##### EXTRACTED INFORMATION #####

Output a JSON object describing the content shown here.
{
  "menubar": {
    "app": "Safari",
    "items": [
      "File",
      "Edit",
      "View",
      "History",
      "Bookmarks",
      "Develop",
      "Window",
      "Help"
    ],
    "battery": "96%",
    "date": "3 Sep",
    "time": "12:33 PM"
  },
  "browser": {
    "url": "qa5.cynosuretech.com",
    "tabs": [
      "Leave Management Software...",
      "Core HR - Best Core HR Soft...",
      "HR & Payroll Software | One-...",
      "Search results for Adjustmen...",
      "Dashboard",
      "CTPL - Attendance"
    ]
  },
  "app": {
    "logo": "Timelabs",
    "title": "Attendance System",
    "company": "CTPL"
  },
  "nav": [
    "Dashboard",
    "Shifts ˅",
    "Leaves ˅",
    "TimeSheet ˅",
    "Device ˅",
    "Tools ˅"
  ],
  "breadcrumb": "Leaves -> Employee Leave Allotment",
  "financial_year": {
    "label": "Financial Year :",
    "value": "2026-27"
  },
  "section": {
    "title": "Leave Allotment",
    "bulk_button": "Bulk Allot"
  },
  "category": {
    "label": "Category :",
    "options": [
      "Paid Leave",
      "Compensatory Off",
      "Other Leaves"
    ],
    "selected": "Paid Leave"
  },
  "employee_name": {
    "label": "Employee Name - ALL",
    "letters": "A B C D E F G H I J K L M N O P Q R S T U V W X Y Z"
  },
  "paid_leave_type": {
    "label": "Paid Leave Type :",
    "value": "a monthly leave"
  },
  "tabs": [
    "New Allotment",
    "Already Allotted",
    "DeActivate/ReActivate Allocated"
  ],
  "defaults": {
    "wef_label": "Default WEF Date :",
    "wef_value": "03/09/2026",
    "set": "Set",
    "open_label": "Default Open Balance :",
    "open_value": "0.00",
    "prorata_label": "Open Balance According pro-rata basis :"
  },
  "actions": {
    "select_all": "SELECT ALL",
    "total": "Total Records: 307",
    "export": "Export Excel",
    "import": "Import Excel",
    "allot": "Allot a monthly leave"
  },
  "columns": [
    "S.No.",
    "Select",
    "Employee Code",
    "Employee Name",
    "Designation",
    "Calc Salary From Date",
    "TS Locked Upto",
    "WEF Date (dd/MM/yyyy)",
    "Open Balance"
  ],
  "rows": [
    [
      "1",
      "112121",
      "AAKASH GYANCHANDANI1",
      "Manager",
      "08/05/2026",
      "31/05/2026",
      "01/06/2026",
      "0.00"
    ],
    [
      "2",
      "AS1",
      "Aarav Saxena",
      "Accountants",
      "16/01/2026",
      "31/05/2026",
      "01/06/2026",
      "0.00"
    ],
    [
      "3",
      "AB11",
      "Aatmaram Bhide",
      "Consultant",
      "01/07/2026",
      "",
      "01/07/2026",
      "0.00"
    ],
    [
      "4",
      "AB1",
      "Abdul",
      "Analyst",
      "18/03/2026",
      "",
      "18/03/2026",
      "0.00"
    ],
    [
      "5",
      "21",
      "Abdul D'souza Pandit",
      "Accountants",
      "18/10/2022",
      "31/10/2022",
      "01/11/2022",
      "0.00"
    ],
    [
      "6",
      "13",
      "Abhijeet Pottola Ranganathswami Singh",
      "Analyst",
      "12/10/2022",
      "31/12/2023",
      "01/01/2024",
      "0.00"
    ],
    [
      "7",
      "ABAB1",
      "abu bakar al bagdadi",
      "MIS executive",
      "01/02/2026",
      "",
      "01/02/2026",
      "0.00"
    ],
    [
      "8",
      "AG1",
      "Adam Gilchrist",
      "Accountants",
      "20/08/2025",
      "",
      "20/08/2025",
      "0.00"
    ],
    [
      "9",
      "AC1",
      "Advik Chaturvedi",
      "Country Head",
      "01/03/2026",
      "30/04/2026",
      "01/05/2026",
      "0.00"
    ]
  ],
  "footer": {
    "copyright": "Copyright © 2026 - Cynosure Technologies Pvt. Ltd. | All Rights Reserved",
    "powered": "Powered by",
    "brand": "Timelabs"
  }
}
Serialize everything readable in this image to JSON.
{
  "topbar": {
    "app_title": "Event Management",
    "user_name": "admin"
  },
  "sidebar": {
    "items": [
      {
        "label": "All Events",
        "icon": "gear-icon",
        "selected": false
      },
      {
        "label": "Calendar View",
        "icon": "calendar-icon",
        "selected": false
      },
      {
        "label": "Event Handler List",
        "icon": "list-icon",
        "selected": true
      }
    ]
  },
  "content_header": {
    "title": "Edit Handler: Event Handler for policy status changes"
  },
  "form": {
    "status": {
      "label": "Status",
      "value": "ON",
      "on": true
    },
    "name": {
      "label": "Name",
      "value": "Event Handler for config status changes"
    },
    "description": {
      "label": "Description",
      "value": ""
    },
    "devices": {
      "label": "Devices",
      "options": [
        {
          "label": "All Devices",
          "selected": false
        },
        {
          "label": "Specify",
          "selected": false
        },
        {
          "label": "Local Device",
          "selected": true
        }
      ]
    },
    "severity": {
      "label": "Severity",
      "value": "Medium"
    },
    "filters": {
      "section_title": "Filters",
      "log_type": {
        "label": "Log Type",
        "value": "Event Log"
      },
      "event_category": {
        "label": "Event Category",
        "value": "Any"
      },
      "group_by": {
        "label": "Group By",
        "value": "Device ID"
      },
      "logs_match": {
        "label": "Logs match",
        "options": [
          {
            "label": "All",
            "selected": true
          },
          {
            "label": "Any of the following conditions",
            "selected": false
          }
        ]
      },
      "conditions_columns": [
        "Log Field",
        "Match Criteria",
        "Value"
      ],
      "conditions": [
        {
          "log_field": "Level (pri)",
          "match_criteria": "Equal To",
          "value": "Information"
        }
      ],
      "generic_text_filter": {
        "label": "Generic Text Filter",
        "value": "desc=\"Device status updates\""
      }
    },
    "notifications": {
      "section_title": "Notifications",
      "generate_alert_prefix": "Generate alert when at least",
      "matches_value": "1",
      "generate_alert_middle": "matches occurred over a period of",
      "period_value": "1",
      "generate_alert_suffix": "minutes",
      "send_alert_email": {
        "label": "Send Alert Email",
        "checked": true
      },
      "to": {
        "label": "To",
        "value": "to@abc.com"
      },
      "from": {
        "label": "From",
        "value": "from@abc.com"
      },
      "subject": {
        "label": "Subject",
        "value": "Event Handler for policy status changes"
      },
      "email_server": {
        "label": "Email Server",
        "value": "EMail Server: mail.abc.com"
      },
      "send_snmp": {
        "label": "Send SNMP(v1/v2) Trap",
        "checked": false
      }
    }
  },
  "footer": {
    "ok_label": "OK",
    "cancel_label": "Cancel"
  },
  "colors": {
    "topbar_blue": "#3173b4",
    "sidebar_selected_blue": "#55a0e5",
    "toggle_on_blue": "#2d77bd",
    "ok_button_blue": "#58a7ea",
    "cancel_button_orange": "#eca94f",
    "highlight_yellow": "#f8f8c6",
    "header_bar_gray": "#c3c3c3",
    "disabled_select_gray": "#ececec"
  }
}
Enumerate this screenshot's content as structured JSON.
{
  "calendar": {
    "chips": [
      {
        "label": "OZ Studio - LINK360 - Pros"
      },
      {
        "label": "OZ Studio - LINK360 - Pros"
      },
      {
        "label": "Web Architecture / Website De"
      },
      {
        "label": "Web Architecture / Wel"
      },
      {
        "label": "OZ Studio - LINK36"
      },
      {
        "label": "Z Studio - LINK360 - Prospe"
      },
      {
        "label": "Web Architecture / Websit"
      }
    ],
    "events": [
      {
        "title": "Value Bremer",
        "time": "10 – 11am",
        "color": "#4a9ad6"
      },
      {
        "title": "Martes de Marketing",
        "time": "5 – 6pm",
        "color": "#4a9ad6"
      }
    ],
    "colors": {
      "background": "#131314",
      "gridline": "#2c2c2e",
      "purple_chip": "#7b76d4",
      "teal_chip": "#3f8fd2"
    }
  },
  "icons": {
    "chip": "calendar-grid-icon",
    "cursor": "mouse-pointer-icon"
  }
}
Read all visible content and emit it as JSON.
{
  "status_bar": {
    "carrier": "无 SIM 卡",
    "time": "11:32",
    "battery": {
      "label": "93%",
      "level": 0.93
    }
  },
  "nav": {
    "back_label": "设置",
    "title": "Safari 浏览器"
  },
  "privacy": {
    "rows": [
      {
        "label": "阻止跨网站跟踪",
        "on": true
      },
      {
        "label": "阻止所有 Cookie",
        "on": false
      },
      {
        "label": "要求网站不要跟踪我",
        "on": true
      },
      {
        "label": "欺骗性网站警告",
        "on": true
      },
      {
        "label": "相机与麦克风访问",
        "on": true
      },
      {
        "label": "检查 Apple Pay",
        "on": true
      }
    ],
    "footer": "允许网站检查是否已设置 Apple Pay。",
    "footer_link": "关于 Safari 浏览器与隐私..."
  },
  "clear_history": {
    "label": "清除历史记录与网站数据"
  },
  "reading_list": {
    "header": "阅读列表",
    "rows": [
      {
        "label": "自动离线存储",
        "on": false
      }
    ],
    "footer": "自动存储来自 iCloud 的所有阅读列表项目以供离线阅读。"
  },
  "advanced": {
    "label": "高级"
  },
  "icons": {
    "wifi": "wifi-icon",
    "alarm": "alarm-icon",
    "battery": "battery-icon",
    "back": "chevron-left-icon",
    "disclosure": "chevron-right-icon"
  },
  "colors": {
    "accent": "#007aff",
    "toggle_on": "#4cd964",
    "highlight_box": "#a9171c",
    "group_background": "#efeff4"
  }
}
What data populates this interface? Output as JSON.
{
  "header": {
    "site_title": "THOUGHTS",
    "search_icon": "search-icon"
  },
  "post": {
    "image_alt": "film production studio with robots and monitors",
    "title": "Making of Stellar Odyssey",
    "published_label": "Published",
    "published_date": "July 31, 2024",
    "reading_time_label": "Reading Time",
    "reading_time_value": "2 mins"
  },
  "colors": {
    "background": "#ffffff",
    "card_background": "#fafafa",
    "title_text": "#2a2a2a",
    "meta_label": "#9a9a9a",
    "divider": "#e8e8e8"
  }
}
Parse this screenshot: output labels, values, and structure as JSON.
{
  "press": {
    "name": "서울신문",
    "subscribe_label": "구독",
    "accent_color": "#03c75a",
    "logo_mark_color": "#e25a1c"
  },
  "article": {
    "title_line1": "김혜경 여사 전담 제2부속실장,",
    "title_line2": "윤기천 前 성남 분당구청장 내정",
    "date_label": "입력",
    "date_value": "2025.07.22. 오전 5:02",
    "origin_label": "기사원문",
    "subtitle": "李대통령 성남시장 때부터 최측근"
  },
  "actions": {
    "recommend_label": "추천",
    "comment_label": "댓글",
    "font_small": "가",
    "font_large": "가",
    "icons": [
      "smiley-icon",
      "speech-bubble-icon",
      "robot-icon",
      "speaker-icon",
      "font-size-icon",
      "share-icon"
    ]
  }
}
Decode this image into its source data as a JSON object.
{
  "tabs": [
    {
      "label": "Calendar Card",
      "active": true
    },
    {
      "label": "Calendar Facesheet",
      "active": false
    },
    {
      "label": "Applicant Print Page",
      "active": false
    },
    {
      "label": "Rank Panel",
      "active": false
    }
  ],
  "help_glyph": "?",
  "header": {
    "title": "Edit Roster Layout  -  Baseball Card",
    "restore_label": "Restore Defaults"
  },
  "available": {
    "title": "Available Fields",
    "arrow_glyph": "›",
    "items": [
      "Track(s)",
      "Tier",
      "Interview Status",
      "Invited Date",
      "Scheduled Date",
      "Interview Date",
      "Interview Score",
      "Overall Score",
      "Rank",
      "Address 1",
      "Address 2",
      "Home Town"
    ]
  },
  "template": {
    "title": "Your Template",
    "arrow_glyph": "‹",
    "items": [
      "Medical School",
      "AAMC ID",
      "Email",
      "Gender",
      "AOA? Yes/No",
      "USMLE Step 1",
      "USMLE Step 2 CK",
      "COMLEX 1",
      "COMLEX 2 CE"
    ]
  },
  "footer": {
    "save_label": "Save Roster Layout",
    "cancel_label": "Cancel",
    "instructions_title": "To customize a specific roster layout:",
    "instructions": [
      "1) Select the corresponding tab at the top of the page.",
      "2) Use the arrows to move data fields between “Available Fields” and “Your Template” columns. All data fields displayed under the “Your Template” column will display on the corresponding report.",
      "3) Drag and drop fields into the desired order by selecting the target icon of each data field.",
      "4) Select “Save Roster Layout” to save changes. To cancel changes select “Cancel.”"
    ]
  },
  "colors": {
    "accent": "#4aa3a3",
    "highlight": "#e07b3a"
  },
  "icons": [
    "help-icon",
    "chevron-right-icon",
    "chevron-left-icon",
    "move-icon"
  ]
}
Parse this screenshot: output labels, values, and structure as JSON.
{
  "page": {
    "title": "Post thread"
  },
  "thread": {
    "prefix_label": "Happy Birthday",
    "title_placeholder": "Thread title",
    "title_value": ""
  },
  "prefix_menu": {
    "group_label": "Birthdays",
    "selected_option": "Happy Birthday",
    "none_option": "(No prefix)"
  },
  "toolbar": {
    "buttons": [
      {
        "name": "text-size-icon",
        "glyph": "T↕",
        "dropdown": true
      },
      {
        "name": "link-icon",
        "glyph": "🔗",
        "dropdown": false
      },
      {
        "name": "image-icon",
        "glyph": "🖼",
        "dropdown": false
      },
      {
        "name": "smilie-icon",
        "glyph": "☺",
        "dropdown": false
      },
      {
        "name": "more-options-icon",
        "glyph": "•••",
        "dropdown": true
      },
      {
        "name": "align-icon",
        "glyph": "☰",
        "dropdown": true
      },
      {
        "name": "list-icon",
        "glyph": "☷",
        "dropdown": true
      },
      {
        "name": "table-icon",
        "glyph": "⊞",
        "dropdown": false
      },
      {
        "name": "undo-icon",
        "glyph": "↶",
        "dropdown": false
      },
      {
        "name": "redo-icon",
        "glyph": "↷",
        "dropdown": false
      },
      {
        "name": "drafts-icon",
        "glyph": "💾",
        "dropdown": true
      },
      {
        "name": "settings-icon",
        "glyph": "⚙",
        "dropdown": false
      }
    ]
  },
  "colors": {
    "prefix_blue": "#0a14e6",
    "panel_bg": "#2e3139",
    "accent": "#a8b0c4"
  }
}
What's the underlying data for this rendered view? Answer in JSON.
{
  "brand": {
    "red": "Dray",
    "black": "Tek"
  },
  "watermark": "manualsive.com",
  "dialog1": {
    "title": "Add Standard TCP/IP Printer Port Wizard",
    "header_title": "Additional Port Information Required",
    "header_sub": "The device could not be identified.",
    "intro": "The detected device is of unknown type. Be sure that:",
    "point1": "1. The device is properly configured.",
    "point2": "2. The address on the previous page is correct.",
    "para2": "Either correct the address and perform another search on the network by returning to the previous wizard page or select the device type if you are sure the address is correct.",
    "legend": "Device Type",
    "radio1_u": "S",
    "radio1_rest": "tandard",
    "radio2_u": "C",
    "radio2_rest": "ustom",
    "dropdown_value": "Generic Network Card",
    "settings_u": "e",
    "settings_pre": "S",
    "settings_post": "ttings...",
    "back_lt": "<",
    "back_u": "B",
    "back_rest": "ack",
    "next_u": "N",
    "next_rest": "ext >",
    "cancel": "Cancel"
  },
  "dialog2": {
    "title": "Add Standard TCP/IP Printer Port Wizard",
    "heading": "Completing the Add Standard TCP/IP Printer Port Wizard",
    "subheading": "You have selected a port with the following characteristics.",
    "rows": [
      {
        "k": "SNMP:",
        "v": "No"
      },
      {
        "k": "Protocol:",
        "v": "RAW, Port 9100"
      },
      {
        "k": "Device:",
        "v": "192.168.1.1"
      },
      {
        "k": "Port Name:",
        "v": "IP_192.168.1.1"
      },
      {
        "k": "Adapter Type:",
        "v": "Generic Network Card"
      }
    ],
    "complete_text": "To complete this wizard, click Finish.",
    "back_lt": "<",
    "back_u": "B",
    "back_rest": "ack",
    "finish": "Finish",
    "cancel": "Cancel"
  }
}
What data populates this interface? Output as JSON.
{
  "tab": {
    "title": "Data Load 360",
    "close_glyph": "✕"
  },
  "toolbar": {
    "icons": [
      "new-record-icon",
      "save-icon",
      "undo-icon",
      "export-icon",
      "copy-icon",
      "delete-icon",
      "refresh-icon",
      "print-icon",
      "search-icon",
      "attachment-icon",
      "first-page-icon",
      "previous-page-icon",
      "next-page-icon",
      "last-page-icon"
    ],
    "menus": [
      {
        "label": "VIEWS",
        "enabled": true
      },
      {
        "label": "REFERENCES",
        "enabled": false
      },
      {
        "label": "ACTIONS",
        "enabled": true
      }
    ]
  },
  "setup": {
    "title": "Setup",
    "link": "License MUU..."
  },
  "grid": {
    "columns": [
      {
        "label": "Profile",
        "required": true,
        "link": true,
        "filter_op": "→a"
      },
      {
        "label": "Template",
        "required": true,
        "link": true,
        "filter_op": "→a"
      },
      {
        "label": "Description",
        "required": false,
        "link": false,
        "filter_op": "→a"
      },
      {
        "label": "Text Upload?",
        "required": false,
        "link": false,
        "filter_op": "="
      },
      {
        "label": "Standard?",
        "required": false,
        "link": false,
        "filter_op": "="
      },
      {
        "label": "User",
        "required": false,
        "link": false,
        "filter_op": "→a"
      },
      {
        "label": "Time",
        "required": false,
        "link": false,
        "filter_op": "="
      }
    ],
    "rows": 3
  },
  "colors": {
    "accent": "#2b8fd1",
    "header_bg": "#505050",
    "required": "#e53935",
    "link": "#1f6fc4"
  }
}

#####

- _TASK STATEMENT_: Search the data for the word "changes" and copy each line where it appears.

- _TASK RESULT_:
    "title": "Edit Handler: Event Handler for policy status changes"
      "value": "Event Handler for config status changes"
        "value": "Event Handler for policy status changes"
      "4) Select “Save Roster Layout” to save changes. To cancel changes select “Cancel.”"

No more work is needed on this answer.